Up in Smoke is a quiet, but sexy character-driven romance about two lost souls finding love and purpose and partnership, and building the family neither of them ever had. It’s a low-conflict, low-angst story; the biggest obstacle to the romance is the fact that both Shane and Brandt have been used to living a rather nomadic lifestyle – unencumbered and going where the work is – and both will finally have to deal with emotional baggage that has made them (understandably) cautious about allowing themselves to trust wholeheartedly in another person. But ultimately, they’re two decent guys trying to do the best they can in difficult circumstances, and there’s never any doubt that baby Jewel is their priority. Ms. Albert’s descriptions of the challenges involved in parenting a very young baby are pretty spot on, too.
While Shane’s frustration with Shelby is palpable and well-written, neither he nor Brandt hate her for what she did, and I appreciated that she’s never demonised or made out to be the villain of the piece.
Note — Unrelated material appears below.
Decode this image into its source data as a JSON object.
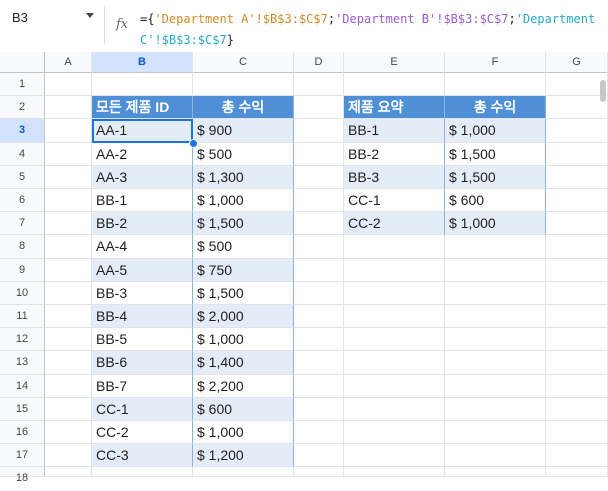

Dumping her baby with her brother is a crappy thing to do, and she definitely comes across as somewhat unstable, but she’s troubled, not evil, and needs help.
Shane and Brandt are engaging and easy to root for, their emotional connection comes through strongly and this was an easy book to get lost in. I really liked the descriptions of Shane’s musical talent and songwriting skills, the cameo appearances from Jacob and Linc (Burn Zone), and the way the author still manages to convey the dangerous nature of Brandt’s job even though there isn’t a major fire or incident in the story (a deliberate choice which Ms. Albert explains in her author’s note). I have a couple of reservations, however; mainly that the guys embark on their fling a bit too quickly, and also that the late-book conflict is maybe a little drawn out for two people who have been communicating so well, but those things apart, Up in Smoke is a nice mixture of sweet and steamy, and I’m happy to recommend both it, and the entire Hotshots series.